A Level Geography Iceland trip
Here is a little review of what our A Level Geography students have been up to during their trip to Iceland.
The first day has gone very well with an impromptu comment from a member of public in the airport on how well behaved the students were, and they were “a credit to us”!!
Students have visited the Reykjanes peninsula and the Bridge Between the Continents where the Eurasian plate is moving eastwards and the North American plate is moving westwards – walking in the 20ft rift and 60ft long.
We also made a stop at the Stampar Craters which were formed in 1211-1240 which are a series of craters lying along a volcanic fissure in a SW-NE.
Towards the end of the day, students visited the Gunnuhver Hot Springs, mud pools and steam vents. The name of the area comes from a legend about an angry female ghost, Gudrun. A priest trapped her spirit in the hot springs 400 years ago. Iceland’s largest mud pool resides at Gunnuhver; it is 20 meters (65 ft) wide of violently boiling earth. A unique characteristic of the Gunnuhver hot springs is that the groundwater here is 100% seawater, unlike other geothermal areas on the island. Colourful minerals in the ground provide vibrant hues. The ground temperatures here are over 300°C.
After weeks long series of Earthquakes, since the 19th of March 2021, there is a new volcano in Iceland. It is also the first eruption on the Reykjanes peninsula after long 800 years. Students got to walk on the solidified lava and observe the flow journey from the crater. They then visited the mud puddles at Seltun, a geothermal area in Krýsuvík which is one of the most striking landscapes in Iceland. Steam dominates the area with volcanic vents, fumaroles, mud pots and boiling hot springs. The green hills are painted in earthy colours of golden brown, red, pink, blue, yellow, white and grey.
The students spent the afternoon in the capital city of Reykjavik and then swam in a geothermally heated swimming pool. A great day was had by all.
Today has been an action packed day starting with a visit to the Lava Centre where students learnt about volcanoes and Earthquake with interactive displays of nature's epic forces, including earthquake simulation.

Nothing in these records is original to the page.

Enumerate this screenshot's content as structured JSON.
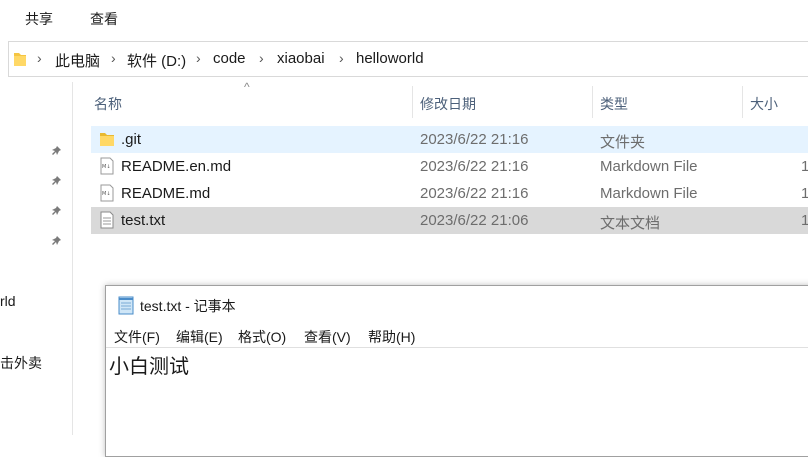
{
  "ribbon": {
    "tabs": [
      "共享",
      "查看"
    ]
  },
  "address": {
    "crumbs": [
      "此电脑",
      "软件 (D:)",
      "code",
      "xiaobai",
      "helloworld"
    ]
  },
  "navpane": {
    "items": [
      "rld",
      "击外卖"
    ]
  },
  "columns": {
    "name": "名称",
    "date": "修改日期",
    "type": "类型",
    "size": "大小",
    "sort_indicator": "^"
  },
  "files": [
    {
      "name": ".git",
      "date": "2023/6/22 21:16",
      "type": "文件夹",
      "size": "",
      "icon": "folder-icon"
    },
    {
      "name": "README.en.md",
      "date": "2023/6/22 21:16",
      "type": "Markdown File",
      "size": "1",
      "icon": "markdown-file-icon"
    },
    {
      "name": "README.md",
      "date": "2023/6/22 21:16",
      "type": "Markdown File",
      "size": "1",
      "icon": "markdown-file-icon"
    },
    {
      "name": "test.txt",
      "date": "2023/6/22 21:06",
      "type": "文本文档",
      "size": "1",
      "icon": "text-file-icon"
    }
  ],
  "notepad": {
    "title": "test.txt - 记事本",
    "menu": [
      "文件(F)",
      "编辑(E)",
      "格式(O)",
      "查看(V)",
      "帮助(H)"
    ],
    "content": "小白测试"
  }
}
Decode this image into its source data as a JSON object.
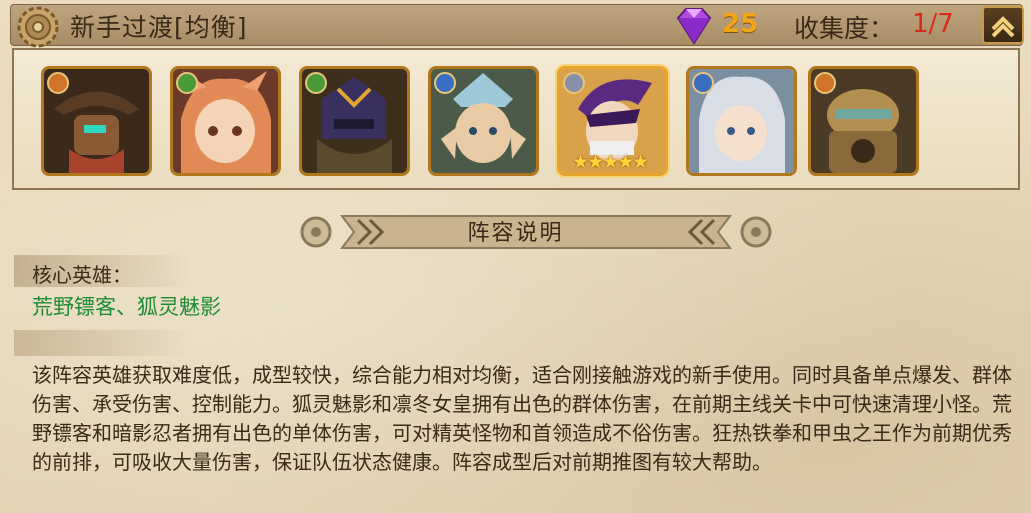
{
  "header": {
    "title": "新手过渡[均衡]",
    "gem_count": "25",
    "collect_label": "收集度：",
    "collect_value": "1/7"
  },
  "heroes": [
    {
      "name": "hero-1",
      "faction": "tech",
      "selected": false
    },
    {
      "name": "hero-2",
      "faction": "nature",
      "selected": false
    },
    {
      "name": "hero-3",
      "faction": "nature",
      "selected": false
    },
    {
      "name": "hero-4",
      "faction": "water",
      "selected": false
    },
    {
      "name": "hero-5",
      "faction": "shadow",
      "selected": true,
      "stars": "★★★★★"
    },
    {
      "name": "hero-6",
      "faction": "water",
      "selected": false
    },
    {
      "name": "hero-7",
      "faction": "tech",
      "selected": false
    }
  ],
  "section": {
    "title": "阵容说明",
    "core_label": "核心英雄：",
    "core_heroes": "荒野镖客、狐灵魅影",
    "description": "该阵容英雄获取难度低，成型较快，综合能力相对均衡，适合刚接触游戏的新手使用。同时具备单点爆发、群体伤害、承受伤害、控制能力。狐灵魅影和凛冬女皇拥有出色的群体伤害，在前期主线关卡中可快速清理小怪。荒野镖客和暗影忍者拥有出色的单体伤害，可对精英怪物和首领造成不俗伤害。狂热铁拳和甲虫之王作为前期优秀的前排，可吸收大量伤害，保证队伍状态健康。阵容成型后对前期推图有较大帮助。"
  },
  "colors": {
    "accent_gold": "#f2a516",
    "collect_red": "#d62a1d",
    "core_green": "#1e8c35"
  }
}
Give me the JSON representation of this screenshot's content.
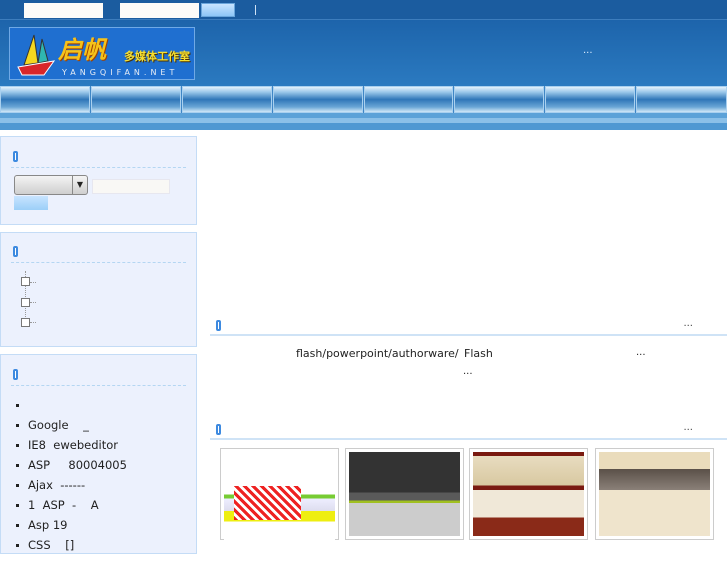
{
  "header": {
    "logo_text": "启帆",
    "logo_subtitle": "多媒体工作室",
    "logo_domain": "YANGQIFAN.NET",
    "more": "..."
  },
  "top": {
    "separator": "|"
  },
  "sidebar": {
    "news_items": [
      "",
      "Google    _",
      "IE8  ewebeditor",
      "ASP     80004005",
      "Ajax  ------",
      "1  ASP  -    A",
      "Asp 19",
      "CSS    []"
    ]
  },
  "main": {
    "intro_more": "...",
    "intro_text1": "flash/powerpoint/authorware/",
    "intro_text2": "Flash",
    "intro_dots1": "...",
    "intro_dots2": "...",
    "works_more": "...",
    "thumbnails": [
      "website-1",
      "website-2",
      "website-3",
      "website-4"
    ]
  },
  "colors": {
    "accent": "#3d8ae0",
    "top_bar": "#1b5c9f",
    "panel": "#ecf1fd"
  }
}
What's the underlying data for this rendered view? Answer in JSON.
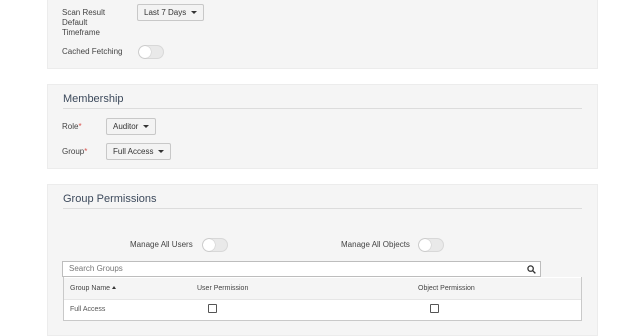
{
  "general": {
    "scan_result_label_1": "Scan Result",
    "scan_result_label_2": "Default",
    "scan_result_label_3": "Timeframe",
    "timeframe_value": "Last 7 Days",
    "cached_fetching_label": "Cached Fetching",
    "cached_fetching_on": false
  },
  "membership": {
    "title": "Membership",
    "role_label": "Role",
    "role_value": "Auditor",
    "group_label": "Group",
    "group_value": "Full Access",
    "required_mark": "*"
  },
  "group_permissions": {
    "title": "Group Permissions",
    "manage_all_users_label": "Manage All Users",
    "manage_all_users_on": false,
    "manage_all_objects_label": "Manage All Objects",
    "manage_all_objects_on": false,
    "search_placeholder": "Search Groups",
    "columns": [
      "Group Name",
      "User Permission",
      "Object Permission"
    ],
    "rows": [
      {
        "group_name": "Full Access",
        "user_permission": false,
        "object_permission": false
      }
    ]
  }
}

Students then travelled to Skeljalandsfoss waterfall, part of the river Seljalandsá, has its origins underneath the glacier Eyjafjallajökull. The volcano beneath this ice cap was the one that erupted in 2010 and caused havoc at airports across Europe.
Next was a visit to Reynisfjara, a world-famous black-sand beach found on the South Coast of Iceland, and the settlement of Vik í Myrdal, which is the southernmost village on the mainland of Iceland. With its enormous basalt stacks, roaring Atlantic waves, and stunning panoramas, Reynisfjara is widely considered to be the most beautiful example of Iceland’s black sand beaches. It has an interesting phenomenon of ‘sneaky waves’ which caught the odd student out which ended with soggy feet and boots!
A highlight of the day was a visit to the Sólheimajökull glacier. It is a beautiful outlet and the most accessible glacier from Reykjavík. It is also known for being the Glacier of Fire & Ice, because of all the ashes covering and mixing up with ice from the previous volcanic eruptions. Underneath the glacier lies an active volcano Katla, which erupted last time in 1918.
Lastly students visited a second waterfall of Skogafoss. Most students climbed the 370 steps to the top of the waterfall and were rewarded with an awe-inspiring view out over south Iceland’s coastline. Standing at 60 meters (197 ft) tall, the heavy veil of water was impressive, and we were enveloped in a cloud of spray, sound and refracted light. Due to the amount of spray the waterfall consistently produces, a single or double rainbow which was visible during our visit which you can see in some of the photos below.
The day started with a visit to the oldest swimming pool in Iceland, the Secret Lagoon known locally as Gamla Laugin. It was made in 1891 at Hverahólmi, a geothermal area near Flúðir. Students got to relax in the geothermally heated hot spring for over an hour at temperatures of approx. 48 degrees.
Second stop was the spectacular Gulfoss Waterfall on the Golden Circle, Gullfoss with its two separate waterfalls; the upper one has a drop of 11 meters and the lower one 21 meters. The rock of the river bed was formed during an interglacial period with the water flowing over Gullfoss at an average rate of 109 cubic meters per second. The heaviest floods have recorded a flow of 2000 cubic meters per second.
We then paid a visit to Geysir where students got to observe geyser’s in action every 5 minutes. Strokkur erupts more regularly than Geysir ever did, blasting water to heights of around fifteen to twenty metres every five to ten minutes, although it is known to reach up to forty metres.
One the way back to our hotel, we were stopped at a family run ice cream parlour using locally sourced milk, for a little treat! Lastly, we visited the UNESCO heritage site of Thinglevir National Park where students walked the rift between the two divergent plates (Eurasian & North American plate).